Sunday, January 06, 2008
What with the wonky holiday shipping schedules I finally caught up on a couple weeks worth of books.
Green Lantern/Sinestro Corps Secret Files
Teen Titans Year 1
FF: Isla de los Muerte
The Secret Files + Origins edition of Green Lantern and Sinestro Corps is an invaluable resource for any Green Lantern fan. It lists all active Green Lanterns with small bios, and a handful of the known Sinestro Corps recruits. It's got a couple extra stories expanding on Lantern lore and a peek at some things ahead. The shame of the issue is an awkward layout throughout. Perhaps it was rushed into production, though there's no reason for it since GL seems to be riding a pretty high wave right now (or maybe that is why). I just wish they would have spent some more time to actually, you know, design something. This stems from a convoluted series of events in current times related to generational roles in the work force, not something I'm going to get into right now. But you know, outside of actual art content, comics were framed rather well aesthetically for a damn long time. Then came Image, digital pre-press, and a shitload of punks who suddenly found themselves making alot of money but without an actual career in print production. Then all of the veterans retired or moved on and even Marvel and DC found themselves with crap logos and amateur editorial pages. But I've wandered into this tangent too far... perhaps another time. Green Lantern is still cool, tho.
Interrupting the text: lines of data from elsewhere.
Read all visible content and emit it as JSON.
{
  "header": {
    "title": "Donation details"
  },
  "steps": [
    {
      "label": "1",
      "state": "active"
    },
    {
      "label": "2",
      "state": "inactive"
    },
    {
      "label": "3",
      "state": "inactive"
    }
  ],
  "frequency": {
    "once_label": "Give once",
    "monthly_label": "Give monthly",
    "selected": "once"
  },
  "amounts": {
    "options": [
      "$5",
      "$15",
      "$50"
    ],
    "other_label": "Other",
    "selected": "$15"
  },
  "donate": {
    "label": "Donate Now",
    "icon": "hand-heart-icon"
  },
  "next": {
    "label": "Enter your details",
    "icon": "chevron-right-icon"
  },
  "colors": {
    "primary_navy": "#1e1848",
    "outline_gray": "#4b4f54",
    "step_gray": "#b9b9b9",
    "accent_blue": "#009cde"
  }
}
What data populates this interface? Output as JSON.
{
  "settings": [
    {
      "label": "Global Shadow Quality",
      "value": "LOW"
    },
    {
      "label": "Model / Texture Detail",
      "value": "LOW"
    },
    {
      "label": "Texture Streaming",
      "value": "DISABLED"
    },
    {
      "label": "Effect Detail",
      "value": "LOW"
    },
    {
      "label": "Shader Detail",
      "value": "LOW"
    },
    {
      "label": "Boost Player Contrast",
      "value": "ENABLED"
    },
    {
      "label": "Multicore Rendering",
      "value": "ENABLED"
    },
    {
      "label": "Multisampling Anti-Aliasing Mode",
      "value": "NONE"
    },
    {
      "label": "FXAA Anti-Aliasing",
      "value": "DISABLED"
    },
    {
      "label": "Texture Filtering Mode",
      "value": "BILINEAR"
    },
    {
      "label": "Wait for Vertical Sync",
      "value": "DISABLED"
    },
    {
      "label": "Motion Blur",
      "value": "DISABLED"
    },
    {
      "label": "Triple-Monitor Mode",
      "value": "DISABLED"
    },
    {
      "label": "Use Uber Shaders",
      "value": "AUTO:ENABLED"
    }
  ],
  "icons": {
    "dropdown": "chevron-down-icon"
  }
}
Marvel printed two editions of the FF special Isla de los Muerte, one emblazoned with the logo Los 4 Fantasticos that I could not resist. Yes, the contents are in Spanish which even with limited knowledge I was able to get the gist of. It's not hard to discern with a smile that Hombre Topo is Spanish for "Mole Man." The art by Juan Doe is very stylish and eye-catching, the initial reason I picked up the book. I just think the Spanish version is quirky and sets it apart from just another one-shot.
Also of note is Teen Titans Year One, again for some standout art by Karl Kerschl and friends. Those Aqualad pages are awesome and I can't wait until he gets the spotlight in the next issue. But the visual take on all the characters is great- they actually look like teens! Not just superhero-anatomy on smaller bodies. The story is not bad, albeit confusing for an older reader like myself. I mean, I totally want to buy that young Titans chat on IM and that Kid Flash enjoys his Ninty DS and kids roll around town in Mark Ecko shirts. But if you've been reading comics for more than ten years (or perhaps in this instance five) for the Teen Titans that makes absolutely no sense whatsoever. It's part of that whole boggling continuity-with-the-times happening-but-not-happening with or without a reboot and Peter Parker is single again storytelling quagmire that we love so much about our legacy comics. Basically there is no status quo anymore, and that may bee a good thing. Just tell a good story with some hot art.